(Records for the exercise)
BEGIN

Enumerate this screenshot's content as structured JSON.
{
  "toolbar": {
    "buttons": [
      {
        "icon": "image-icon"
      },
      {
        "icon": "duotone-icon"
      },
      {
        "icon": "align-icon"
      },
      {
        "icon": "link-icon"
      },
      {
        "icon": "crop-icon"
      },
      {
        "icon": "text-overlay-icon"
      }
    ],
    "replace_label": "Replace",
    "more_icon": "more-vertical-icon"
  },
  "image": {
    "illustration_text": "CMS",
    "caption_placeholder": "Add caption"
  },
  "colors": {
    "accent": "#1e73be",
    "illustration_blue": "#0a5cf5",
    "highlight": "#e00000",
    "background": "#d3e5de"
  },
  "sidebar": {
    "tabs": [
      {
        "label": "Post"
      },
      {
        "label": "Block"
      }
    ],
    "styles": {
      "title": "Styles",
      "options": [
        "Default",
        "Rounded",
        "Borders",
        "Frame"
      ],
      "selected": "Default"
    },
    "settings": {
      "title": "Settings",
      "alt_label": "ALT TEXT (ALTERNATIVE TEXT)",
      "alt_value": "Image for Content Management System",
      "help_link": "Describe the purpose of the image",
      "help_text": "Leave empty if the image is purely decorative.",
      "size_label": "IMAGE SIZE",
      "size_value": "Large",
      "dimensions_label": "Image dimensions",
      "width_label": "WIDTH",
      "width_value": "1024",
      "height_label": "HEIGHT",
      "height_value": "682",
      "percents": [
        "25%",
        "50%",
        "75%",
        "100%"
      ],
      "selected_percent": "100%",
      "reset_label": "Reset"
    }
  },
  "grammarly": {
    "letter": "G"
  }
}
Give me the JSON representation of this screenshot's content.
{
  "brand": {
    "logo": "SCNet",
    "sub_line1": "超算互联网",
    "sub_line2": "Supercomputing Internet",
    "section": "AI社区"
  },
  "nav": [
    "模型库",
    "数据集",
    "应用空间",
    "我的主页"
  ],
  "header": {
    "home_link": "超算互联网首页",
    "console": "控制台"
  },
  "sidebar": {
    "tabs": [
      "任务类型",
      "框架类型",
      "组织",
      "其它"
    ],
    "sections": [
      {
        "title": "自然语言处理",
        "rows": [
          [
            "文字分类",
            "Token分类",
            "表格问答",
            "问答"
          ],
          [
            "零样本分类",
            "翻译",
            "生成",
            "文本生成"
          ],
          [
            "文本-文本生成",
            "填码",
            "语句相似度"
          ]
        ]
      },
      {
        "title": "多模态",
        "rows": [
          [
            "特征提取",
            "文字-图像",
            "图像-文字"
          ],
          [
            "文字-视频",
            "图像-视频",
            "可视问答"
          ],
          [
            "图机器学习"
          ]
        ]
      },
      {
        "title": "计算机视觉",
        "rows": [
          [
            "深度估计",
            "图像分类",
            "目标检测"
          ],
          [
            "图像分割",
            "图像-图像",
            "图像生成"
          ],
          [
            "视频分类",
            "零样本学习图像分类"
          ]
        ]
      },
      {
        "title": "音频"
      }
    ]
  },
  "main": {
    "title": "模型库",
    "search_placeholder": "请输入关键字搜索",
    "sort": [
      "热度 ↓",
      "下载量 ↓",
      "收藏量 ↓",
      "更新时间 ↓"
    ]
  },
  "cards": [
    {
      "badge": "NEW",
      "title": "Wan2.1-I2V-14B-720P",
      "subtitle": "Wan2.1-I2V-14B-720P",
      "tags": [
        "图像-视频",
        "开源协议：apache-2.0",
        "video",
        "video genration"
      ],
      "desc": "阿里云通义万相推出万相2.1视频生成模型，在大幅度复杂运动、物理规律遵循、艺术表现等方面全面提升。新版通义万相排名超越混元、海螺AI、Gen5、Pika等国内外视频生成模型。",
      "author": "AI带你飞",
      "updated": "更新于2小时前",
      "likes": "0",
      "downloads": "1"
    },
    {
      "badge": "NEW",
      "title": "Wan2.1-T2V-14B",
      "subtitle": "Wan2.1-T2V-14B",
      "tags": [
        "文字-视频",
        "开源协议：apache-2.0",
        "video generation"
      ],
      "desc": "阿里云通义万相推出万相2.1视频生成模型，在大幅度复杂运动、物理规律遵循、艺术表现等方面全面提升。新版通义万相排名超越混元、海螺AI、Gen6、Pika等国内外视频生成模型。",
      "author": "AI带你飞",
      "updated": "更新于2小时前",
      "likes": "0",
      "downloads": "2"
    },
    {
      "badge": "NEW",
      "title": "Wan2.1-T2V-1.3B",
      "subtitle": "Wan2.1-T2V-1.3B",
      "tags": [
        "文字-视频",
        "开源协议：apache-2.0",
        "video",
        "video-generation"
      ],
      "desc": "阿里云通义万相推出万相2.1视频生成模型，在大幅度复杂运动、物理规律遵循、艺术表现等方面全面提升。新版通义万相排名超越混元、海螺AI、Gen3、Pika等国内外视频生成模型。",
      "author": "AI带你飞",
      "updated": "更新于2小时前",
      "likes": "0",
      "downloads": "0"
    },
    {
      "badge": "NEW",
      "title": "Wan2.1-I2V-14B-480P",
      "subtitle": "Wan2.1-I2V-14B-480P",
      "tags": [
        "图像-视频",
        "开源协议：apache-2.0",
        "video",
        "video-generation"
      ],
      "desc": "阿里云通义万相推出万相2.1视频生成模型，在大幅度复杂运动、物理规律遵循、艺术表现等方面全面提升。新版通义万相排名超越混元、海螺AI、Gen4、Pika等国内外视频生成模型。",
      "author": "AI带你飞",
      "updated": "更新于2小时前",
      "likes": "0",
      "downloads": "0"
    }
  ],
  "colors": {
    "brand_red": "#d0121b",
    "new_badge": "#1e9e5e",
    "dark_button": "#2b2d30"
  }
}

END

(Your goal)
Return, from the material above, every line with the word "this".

(Response)
Enumerate this screenshot's content as structured JSON.
Give me the JSON representation of this screenshot's content.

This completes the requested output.